This new form of leadership will need to go far beyond any institutionally based focus on damage limitation; it will need to be characterised by risk-taking on an unprecedented scale.

To get specific, the Irish people need to see both profound repentance and a firm purpose of amendment from their episcopal leaders.

The bishops should declare, without further delay, a time-bound intention to review and reform all relevant ecclesial structures and systems.

This should be done both to minimise the risk of repetition of past events and, on the broader scale, to rebuild the faith and morale of their shattered communities.

The process should be a transparent one, open to the widest possible public discussion and input.

It should be led by a small representative group with a clearly identified and appropriately skilled spokesman.

Its recommendations should be agreed publicly by all Irish bishops and implemented, again in a timed and measured fashion, in all dioceses.

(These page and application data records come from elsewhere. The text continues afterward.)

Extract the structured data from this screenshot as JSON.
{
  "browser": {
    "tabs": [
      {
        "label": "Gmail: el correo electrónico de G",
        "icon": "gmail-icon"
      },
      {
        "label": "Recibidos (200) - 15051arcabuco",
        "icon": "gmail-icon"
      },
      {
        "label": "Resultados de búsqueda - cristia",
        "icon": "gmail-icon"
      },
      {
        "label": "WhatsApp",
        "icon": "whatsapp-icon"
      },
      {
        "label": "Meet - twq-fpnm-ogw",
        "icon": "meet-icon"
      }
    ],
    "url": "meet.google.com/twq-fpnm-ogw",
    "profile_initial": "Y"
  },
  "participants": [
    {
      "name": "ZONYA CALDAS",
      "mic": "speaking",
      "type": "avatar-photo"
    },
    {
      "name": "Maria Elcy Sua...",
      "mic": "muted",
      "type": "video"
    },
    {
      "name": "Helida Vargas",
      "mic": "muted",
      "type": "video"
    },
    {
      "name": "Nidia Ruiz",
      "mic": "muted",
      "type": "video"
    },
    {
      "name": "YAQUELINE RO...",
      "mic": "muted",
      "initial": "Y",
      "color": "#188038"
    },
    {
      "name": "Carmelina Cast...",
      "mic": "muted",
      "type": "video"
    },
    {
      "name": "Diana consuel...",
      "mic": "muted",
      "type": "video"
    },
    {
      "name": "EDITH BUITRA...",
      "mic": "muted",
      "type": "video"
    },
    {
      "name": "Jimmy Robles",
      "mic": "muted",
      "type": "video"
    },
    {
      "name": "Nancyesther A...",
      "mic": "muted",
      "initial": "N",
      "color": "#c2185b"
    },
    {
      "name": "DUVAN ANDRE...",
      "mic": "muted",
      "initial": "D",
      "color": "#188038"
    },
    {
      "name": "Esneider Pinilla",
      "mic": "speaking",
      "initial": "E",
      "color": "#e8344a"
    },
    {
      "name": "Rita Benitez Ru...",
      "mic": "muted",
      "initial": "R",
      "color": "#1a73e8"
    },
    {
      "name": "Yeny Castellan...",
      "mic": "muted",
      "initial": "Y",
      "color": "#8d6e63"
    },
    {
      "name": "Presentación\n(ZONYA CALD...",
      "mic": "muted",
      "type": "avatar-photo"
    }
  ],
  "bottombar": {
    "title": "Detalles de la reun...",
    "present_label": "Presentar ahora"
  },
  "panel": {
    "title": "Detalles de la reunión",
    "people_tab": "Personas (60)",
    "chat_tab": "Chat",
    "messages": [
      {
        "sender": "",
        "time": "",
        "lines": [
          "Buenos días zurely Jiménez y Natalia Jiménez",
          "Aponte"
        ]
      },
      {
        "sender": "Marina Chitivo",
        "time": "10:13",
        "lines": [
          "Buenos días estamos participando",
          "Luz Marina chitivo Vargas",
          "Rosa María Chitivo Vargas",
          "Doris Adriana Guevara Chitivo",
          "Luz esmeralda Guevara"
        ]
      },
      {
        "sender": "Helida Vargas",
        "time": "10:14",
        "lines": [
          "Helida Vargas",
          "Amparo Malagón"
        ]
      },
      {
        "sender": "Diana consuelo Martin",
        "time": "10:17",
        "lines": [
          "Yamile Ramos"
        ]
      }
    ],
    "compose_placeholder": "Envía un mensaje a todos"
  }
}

To give a concrete example, any complaint of clerical sex abuse involves an adjudication, an application of power, even if that power is exercised only to implement a set of guidelines. Given what has occurred, there should now simply be no situation where such adjudication is made by the clergy acting alone.

There is no theological or canonical reason why this should be so; God knows, to use a theological phrase, there is an abundance of signs of the times why it should be the contrary.

And yet there are signs of hope. Taoiseach Brian Cowen himself said as much in his response to last week’s visit when he acknowledged the progress the Church has made in safeguarding children. The pity is that so much of this progress is happening behind closed doors, in away that unconsciously and damagingly echoes the clericalist secrecy of the past.

While respecting the sensitivities involved in these grave matters, one might hope for a better balance in future, one weighted that bit more towards letting us know what’s happening and removing any grounds for lingering suspicion.

At the Ash Wednesday Mass at UCD last week, Archbishop Diarmuid Martin of Dublin spoke movingly of human ingenuity as the most profound gift of creation.

His words contain a challenge to himself and his fellow bishops to deploy that same ingenuity to address in a meaningful and non-evasive way the challenge of our past, to develop a real Irish solution to our Irish problem.

This - and not another Roman circus around the forthcoming Papal letter - is where real healing and resolution lie.

If we cannot draw inspiration from the season of Lent and Easter to make at least a start on this, then maybe that would be grounds for resignation?

**Dr Pádraic Conway is director of the UCD International Centre for Newman Studies and a vice-president of the university. He is currently directing the government-funded project John Henry Newman: Global and Local Theologian**

No responsibility or liability shall attach itself to us or to the blogspot ‘Clerical Whispers’ for any or all of the articles placed here.

The placing of an article hereupon does not necessarily imply that we agree or accept the contents of the article as being necessarily factual in theology, dogma or otherwise.


No comments: